Following the lead of New South Wales, Queensland has introduced a new regulation dealing with combustible cladding, which takes effect on 1 October 2018 and affects building owners in Queensland.

The Building and Other Legislation (Cladding) Amendment Regulation 2018 (QLD) (the Regulation) amends the Building Regulation 2006 (QLD) and requires owners of private buildings to undertake a three stage process, managed through an online system, to identify whether a building is affected by combustible cladding.

The Regulation aims to ensure that:

  • building owners have the necessary information to make informed decisions about fire safety risks;
  • governments use evidence based-data to inform future policy decisions; and
  • the Queensland Fire and Emergency Services is assisted in operationalising resources to respond to identified high risk buildings.[1]

The Queensland Building and Construction Commission (QBCC) is the regulator responsible for the online checklist and register.

Buildings covered by the Regulation are class 2-9 buildings of Type A or Type B construction for which building approval was given after 1 January 1994[2] and before 1 October 2018.

The three stage rollout of the Regulation

Stage 1

Stage 1 will require building owners to register and answer questions about the building to determine if the building is privately owned, its approximate size and materials used on the outside of buildings (if known).

By 29 March 2019,[3] building owners must register with the QBCC (using the online system) the owner’s name and address of the owner’s building, as well as give a copy of a completed combustible cladding checklist (Part 1) to the QBCC.[4] Failure to do so may attract a maximum penalty of 20 penalty units.

Stage 2

Stage 2 will require a building owner to engage a building industry professional to answer technical questions, such as whether the material used is potentially combustible. This stage may be bypassed if building owners are already aware that their building has combustible cladding.

By 29 March 2019,[5] building owners must give the QBCC a copy of:

  • a completed combustible cladding checklist (Part 2) for the owner’s building; and
  • a statement about whether or not the building may be an ‘affected private building’ (a building industry professional statement).[6]

An affected private building is one which has combustible cladding forming part of, or attached or applied to, an external wall or another external part of the building other than the roof. Failure to provide the checklist and statement may attract a maximum penalty of up to 20 penalty units. An owner must keep Part 1 and Part 2 checklists for at least seven years.[7]

Stage 3

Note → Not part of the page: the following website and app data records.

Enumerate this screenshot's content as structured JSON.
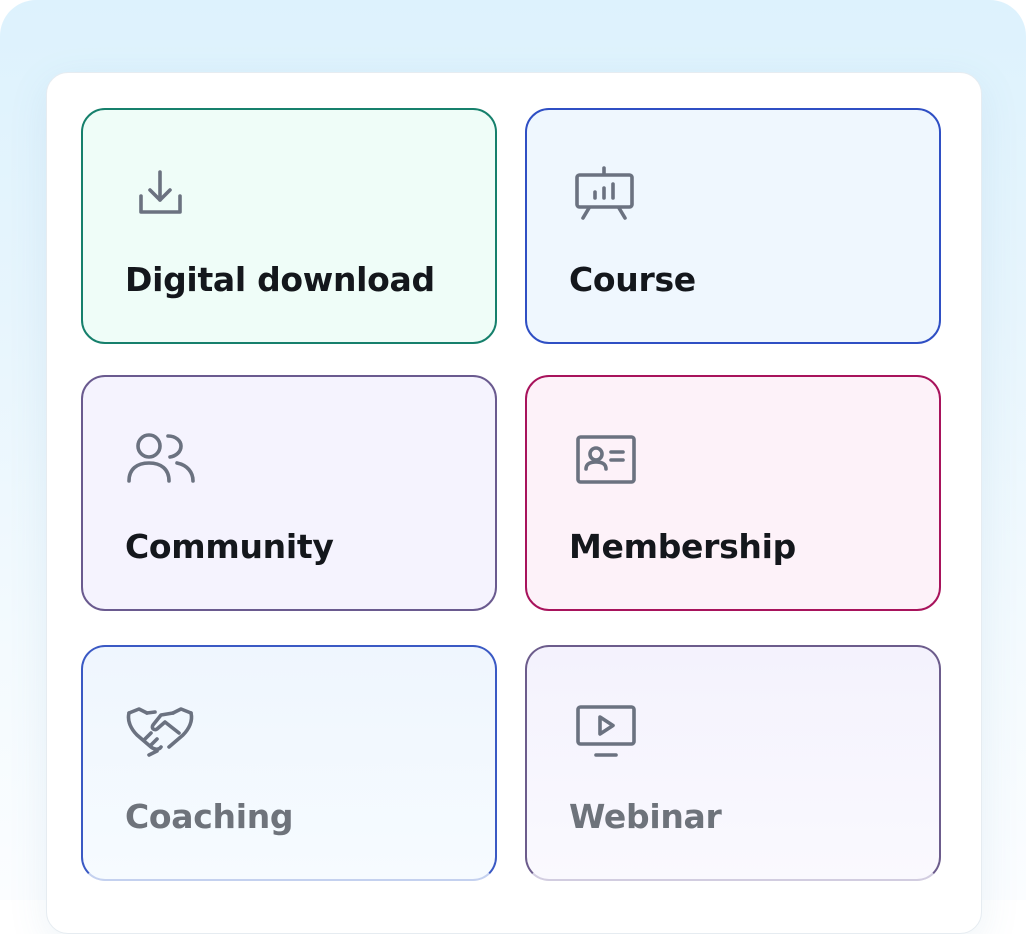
{
  "product_types": [
    {
      "id": "digital-download",
      "label": "Digital download",
      "icon": "download-icon",
      "accent": "#16806c",
      "background": "#effdf8"
    },
    {
      "id": "course",
      "label": "Course",
      "icon": "presentation-chart-icon",
      "accent": "#2f4fc4",
      "background": "#eff7fe"
    },
    {
      "id": "community",
      "label": "Community",
      "icon": "users-icon",
      "accent": "#6a5a8f",
      "background": "#f5f3fe"
    },
    {
      "id": "membership",
      "label": "Membership",
      "icon": "id-card-icon",
      "accent": "#a8135c",
      "background": "#fdf2f9"
    },
    {
      "id": "coaching",
      "label": "Coaching",
      "icon": "handshake-icon",
      "accent": "#3050c2",
      "background": "#eff6fe"
    },
    {
      "id": "webinar",
      "label": "Webinar",
      "icon": "monitor-play-icon",
      "accent": "#6c5c8c",
      "background": "#f4f2fd"
    }
  ],
  "colors": {
    "icon_stroke": "#6b7280",
    "label_text": "#14171c",
    "backdrop": "#ddf2fd"
  }
}
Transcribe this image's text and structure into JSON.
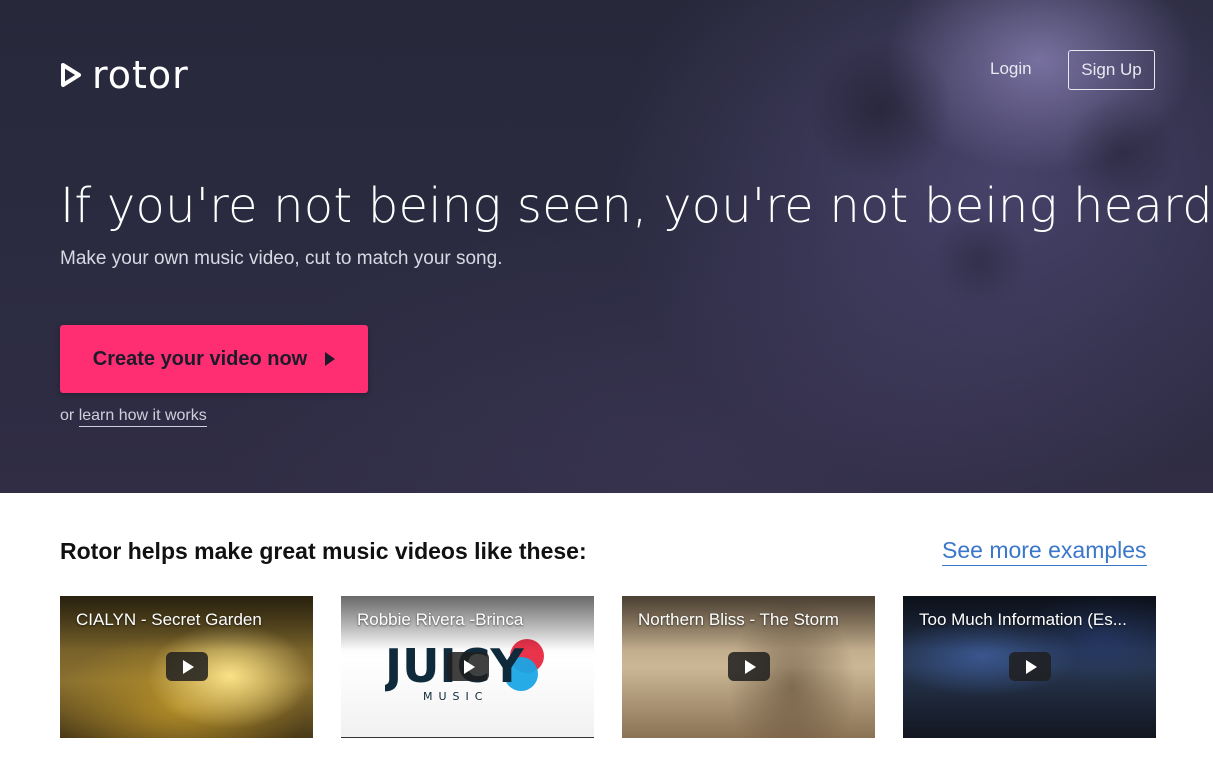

For buildings potentially affected by combustible cladding, the owner must engage a fire engineer to prepare a building fire safety risk assessment.

The building fire safety risk assessment aims to:

  • determine the composition of the cladding;
  • identify the type of insulation material used; and
  • identify whether existing fire safety measures will be able to cope with the identified higher risk.

The assessment will also determine whether rectification is necessary.

By 27 August 2019,[8] a building owner must give to the QBCC the name and registration number of the fire engineer engaged to complete the assessment. Failure to do so will attract a maximum penalty of 50 penalty units.[9]

By 3 May 2021,[10] a building owner must, unless it has a reasonable excuse, give to the QBCC (using the online system) a copy of each of the following documents for the owner’s building:

  • a completed combustible cladding checklist (Part 3);
  • a report about the cladding forming part of, or attached or applied to, an external wall or another external part of the building other than the roof (cladding report); and
  • a statement about the building fire safety risk assessment.[11]

Failure to do so may attract a maximum penalty of 165 penalty units. An owner must keep copies of the documents for at least seven years after copies are given to the QBCC.

Action required once stage three is completed

Within 60 days of receiving the cladding report, an owner must display, in a conspicuous position at the building, a notice in the approved form for the building.[12] Failure to do so may attract a maximum penalty of up to 30 penalty units.

An owner must also ensure that a copy of the cladding report is given to each lot owner (if the building comprises of more than two lots) and each tenant for a given building.[13] Failure to do so may attract a maximum penalty of up to 20 penalty units.

What if a building’s ownership changes?

A change of building ownership attracts further statutory duties for building owners. If one or more of the relevant stages has been completed, an owner must give the new owner:

  • notice, in the approved form, about the extent to which the original owner has complied with Part 4A; and
  • copies of each document given by the original owner to the QBCC under Part 4A.

They must also give the QBCC a copy of the notice given to the new owner.[14] Failure to do so may attract a maximum penalty of up to 20 penalty units.